• [Exercise prompt]: Copy each line of the records that contains the word "label".

• [Data extracts]:
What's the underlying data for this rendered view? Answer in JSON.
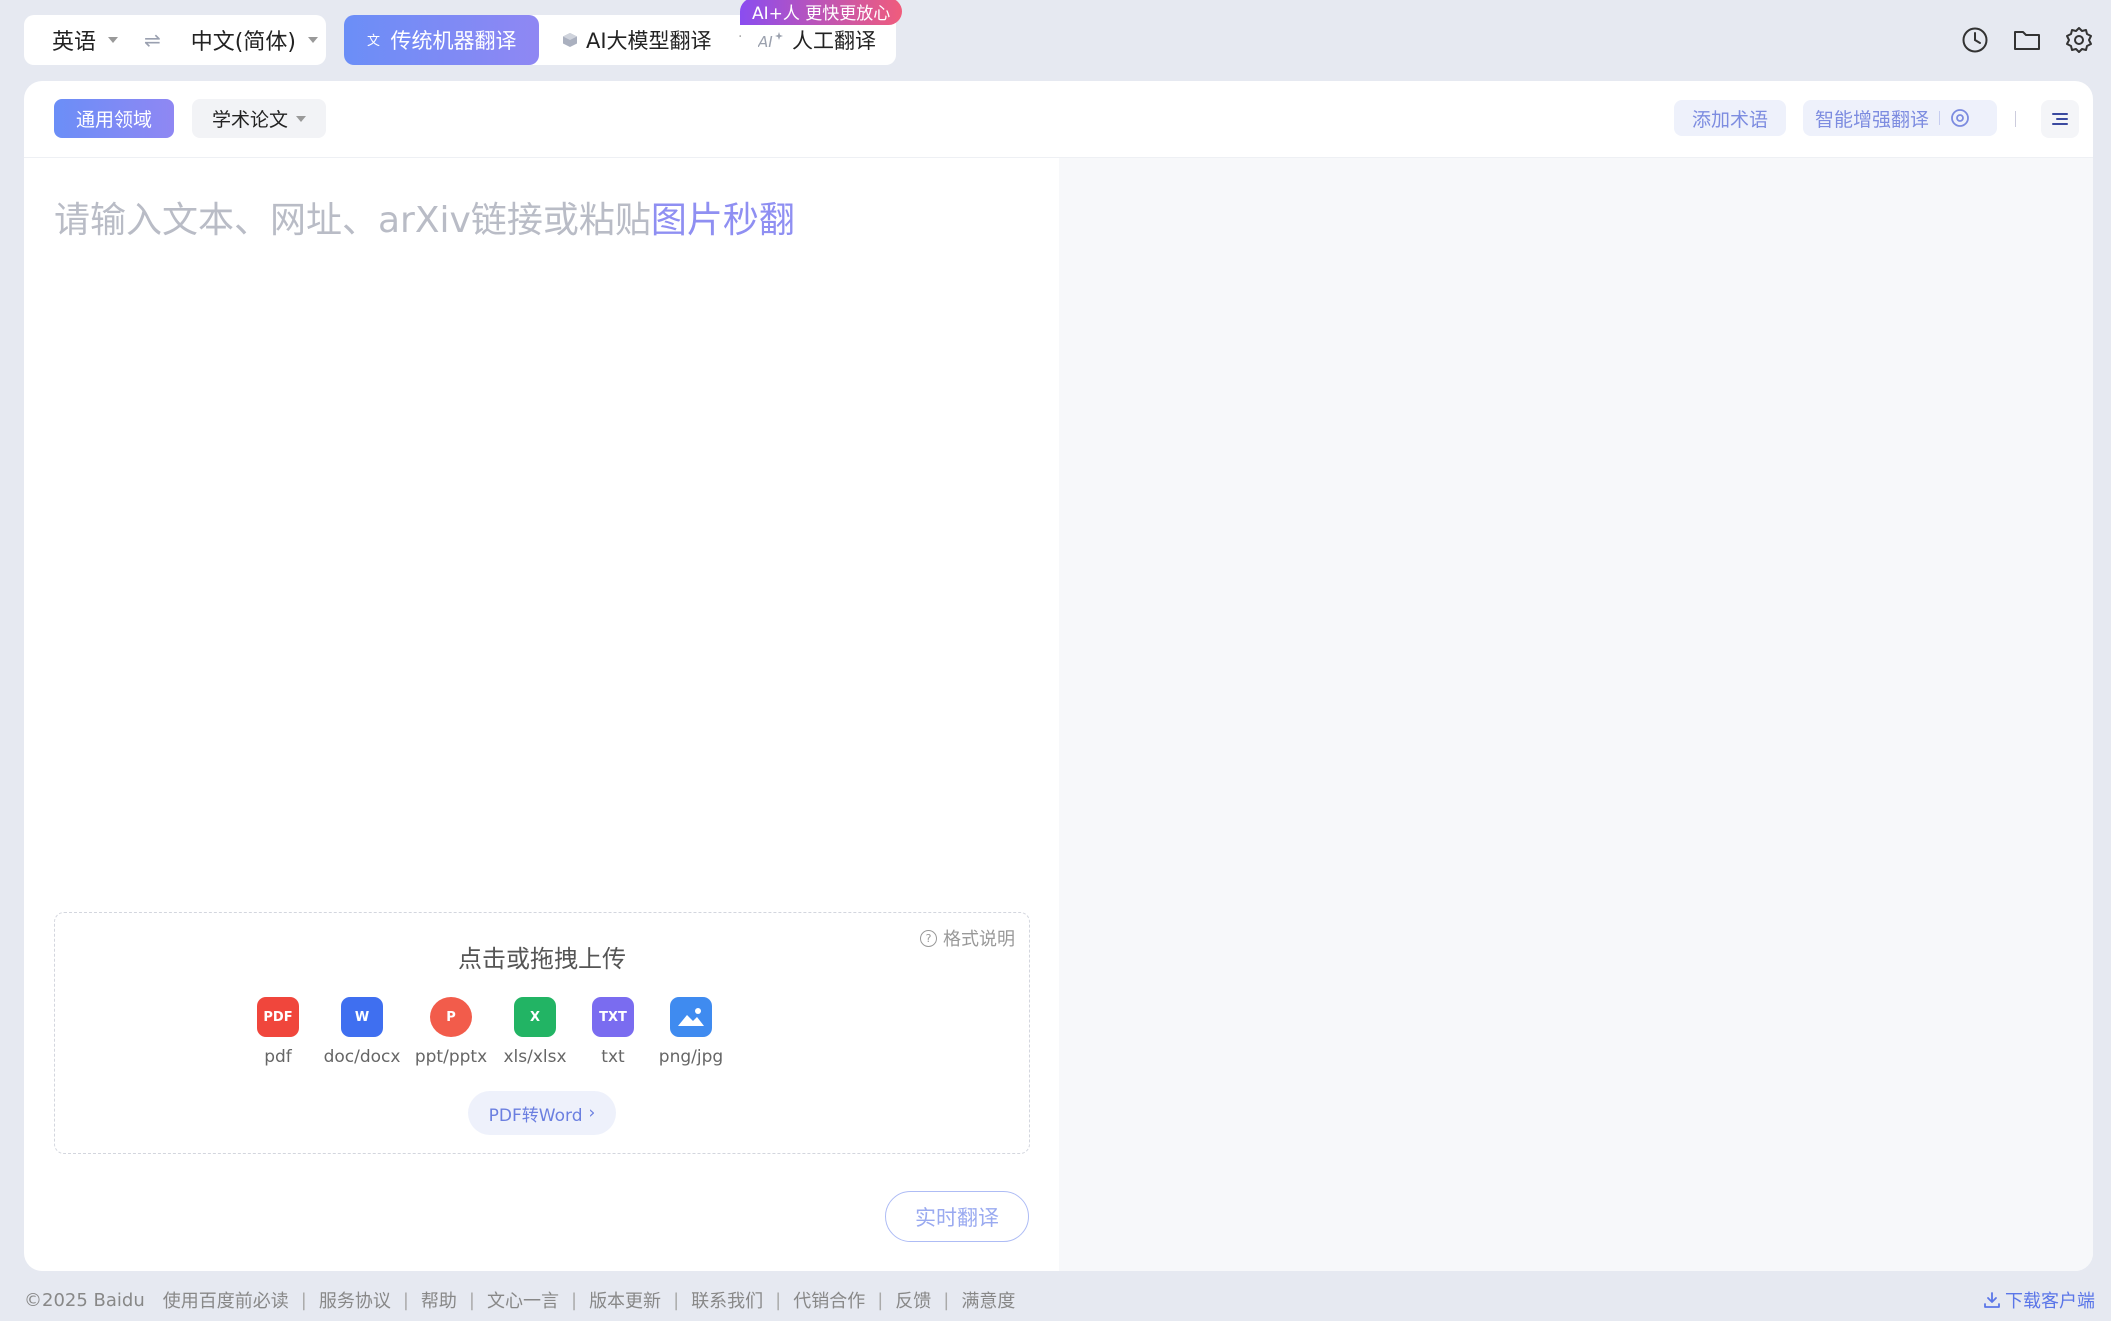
{
  "lang": {
    "source": "英语",
    "target": "中文(简体)",
    "swap_icon": "swap-icon"
  },
  "modes": {
    "traditional": "传统机器翻译",
    "ai_model": "AI大模型翻译",
    "human": "人工翻译",
    "badge": "AI+人 更快更放心"
  },
  "domains": {
    "general": "通用领域",
    "academic": "学术论文"
  },
  "tools": {
    "add_term": "添加术语",
    "enhance": "智能增强翻译"
  },
  "input": {
    "placeholder_text": "请输入文本、网址、arXiv链接或粘贴",
    "placeholder_link": "图片秒翻"
  },
  "upload": {
    "title": "点击或拖拽上传",
    "format_help": "格式说明",
    "types": [
      {
        "label": "pdf",
        "color": "#f0463c"
      },
      {
        "label": "doc/docx",
        "color": "#3f6ff0"
      },
      {
        "label": "ppt/pptx",
        "color": "#f25c4b"
      },
      {
        "label": "xls/xlsx",
        "color": "#22b464"
      },
      {
        "label": "txt",
        "color": "#7a6cf0"
      },
      {
        "label": "png/jpg",
        "color": "#3f8bf0"
      }
    ],
    "pdf_to_word": "PDF转Word"
  },
  "realtime_button": "实时翻译",
  "footer": {
    "copyright": "©2025 Baidu",
    "links": [
      "使用百度前必读",
      "服务协议",
      "帮助",
      "文心一言",
      "版本更新",
      "联系我们",
      "代销合作",
      "反馈",
      "满意度"
    ],
    "download": "下载客户端"
  }
}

• [Exercise result]:
        "label": "pdf",
        "label": "doc/docx",
        "label": "ppt/pptx",
        "label": "xls/xlsx",
        "label": "txt",
        "label": "png/jpg",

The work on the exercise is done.